Okay, One More Time: We Are Not The U.S.
Economist Benjamin Tal, one of the most well-known and respected voices in the mortgage and real estate market in Canada, has once again released a report in which he points to many factors differing Canada’s “housing bubble” from the complete meltdown that happened in the States. Still, there are disbelievers, such as Seeking Alpha, who say our home prices are simply too high; our banks aren’t as stable as we think; Canadian taxpayers are going to pay the price; and in effect, we are all doomed. In fact, this isn’t the case. Once again, we’ll back up Mr. Tal’s findings by stating why the Canadian housing market is worlds apart from that in the U.S.
In his most recent report Mr. Tal states,
“To be sure, house prices in Canada will probably fall in the coming year or two, but any comparison to the American market of 2006 reflects deep misunderstanding of the credit landscapes of the pre-crash environment in the U.S. and today’s Canadian market. The Canada of today is very different than a pre-recession U.S., namely as far as borrower profiles are concerned. Therefore, when it comes to jitters regarding a U.S.-type meltdown here at home, the only thing we have to fear is fear itself.”
Well, that may be a bit dramatic, but we get the point. But Seeking Alpha says that in fact, our borrower profiles aren’t that different. They say that our subprime mortgage market is at 50%, which means that half of our mortgages in this country are at high risk for default. But that just proves Mr. Tal’s point. It’s this kind of deep understanding that allows panic to set in, and get us to thinking that we’re headed for the same type of crash seen south of the border.
In fact, our sub-prime mortgage market is not at 50%. It’s actually nowhere near. We have stated before on this blog that high-ratio mortgages actually sit at about 5%, but even more recent statistics show that the number’s even lower at about 3%.

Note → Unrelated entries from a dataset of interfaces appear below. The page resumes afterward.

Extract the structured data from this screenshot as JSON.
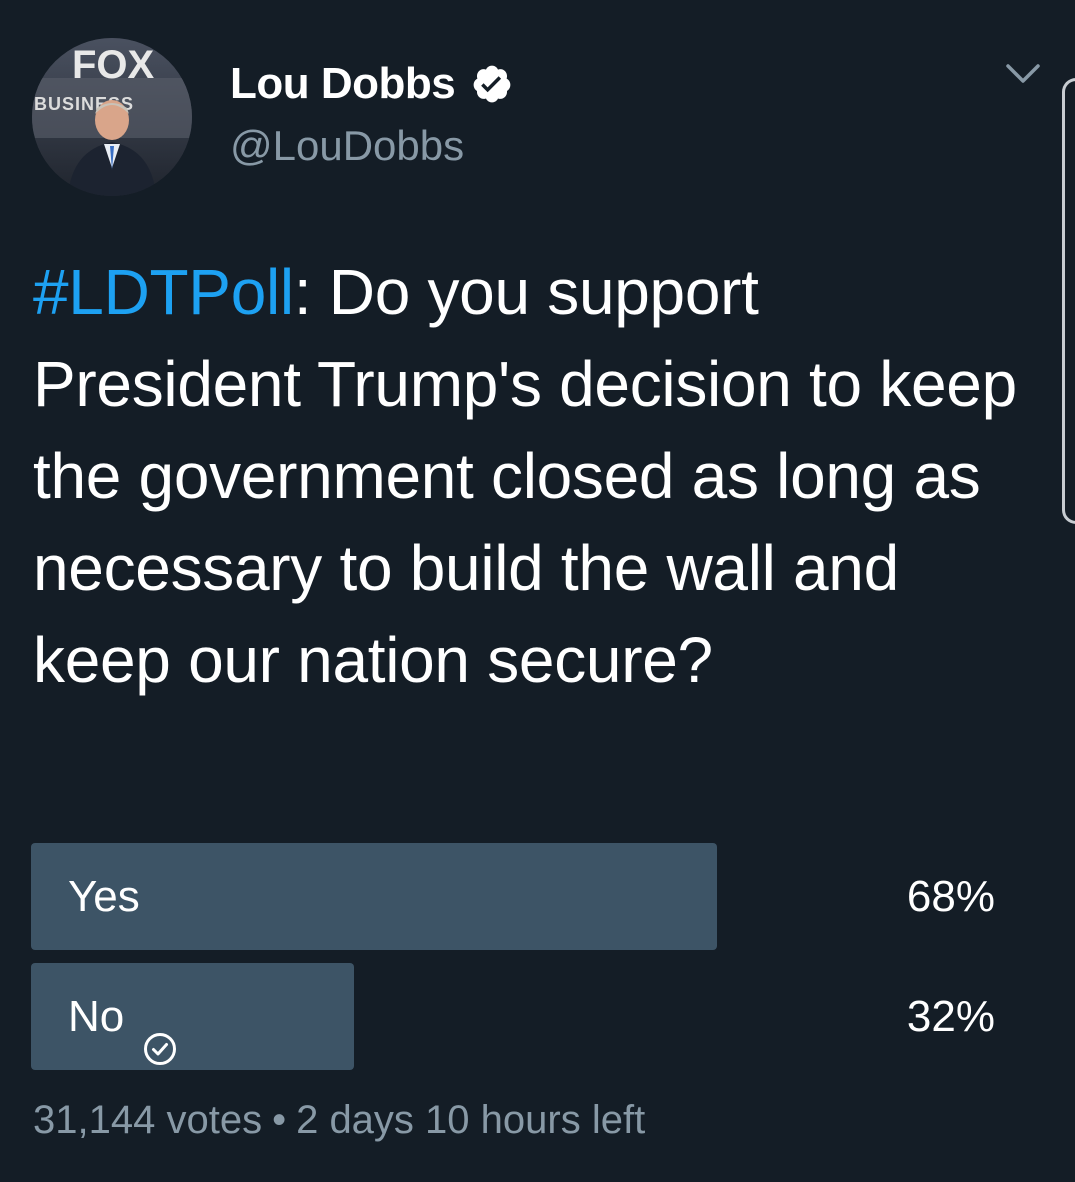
{
  "author": {
    "display_name": "Lou Dobbs",
    "handle": "@LouDobbs",
    "verified": true,
    "avatar_logo_text": "FOX BUSINESS"
  },
  "tweet": {
    "hashtag": "#LDTPoll",
    "text": ": Do you support President Trump's decision to keep the government closed as long as necessary to build the wall and keep our nation secure?"
  },
  "poll": {
    "options": [
      {
        "label": "Yes",
        "percent": "68%",
        "fraction": 0.68,
        "voted": false
      },
      {
        "label": "No",
        "percent": "32%",
        "fraction": 0.32,
        "voted": true
      }
    ],
    "votes": "31,144 votes",
    "separator": "•",
    "time_left": "2 days 10 hours left"
  },
  "icons": {
    "verified": "verified-badge-icon",
    "caret": "chevron-down-icon",
    "vote_check": "check-circle-icon"
  },
  "colors": {
    "background": "#141d26",
    "accent": "#1da1f2",
    "muted": "#8899a6",
    "poll_bar": "#3d5466"
  }
}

Seeking Alpha also hits the term “soft landing” very hard, saying that this is more wishful thinking on the part of economists than it is actual fact. Well, the part about it not being fact is true; no one knows what’s actually going to happen. But lets remember that trends are trends for a reason; because they’re fairly reliable and they tell us a lot about where our market is most likely headed. No one has a crystal ball, nor does anyone claim to. But judging from what we’ve seen, and the new policies that have been put into place such as the OSFI rules and the mortgage rules, there’s no doubt that a landing of some type is going to occur. And that it’s most likely not going to be a hard one.
Yes, our taxpayers may be at risk with the amount of insured mortgages currently on the market. Those mortgages, backed by the government in case of default, do pose a risk to taxpayers, but that risk is very small. And the federal government has recently reduced amortization periods on these mortgages to 25 years from 30, to reduce the amount of insured mortgages that are out there; thereby reducing the risk to those very taxpayers.
Seeking Alpha, just like so many others, points to the hottest (and riskiest) markets in Canada: Toronto and Vancouver, to point to the fact that we’re already in the middle of a free-fall. But let’s not forget that while these might be Canada’s two biggest markets, they’re not Canada’s only markets. There are thousands of others, and these have been chugging along just fine before the recession, during, and after. It’s these regions, such as the booming province of Saskatchewan, and the Calgary mortgage market, where even luxury homes are doing well, that will continue to support Canada’s housing market. Even during the soft landing that we’re just now starting to experience.
So, one more time. When looking at accurate facts, and accurate similarities and differences, it’s very easy to see just how different we are than the United States. And why it’s those differences that are going to protect us – even now, while many prices are still climbing.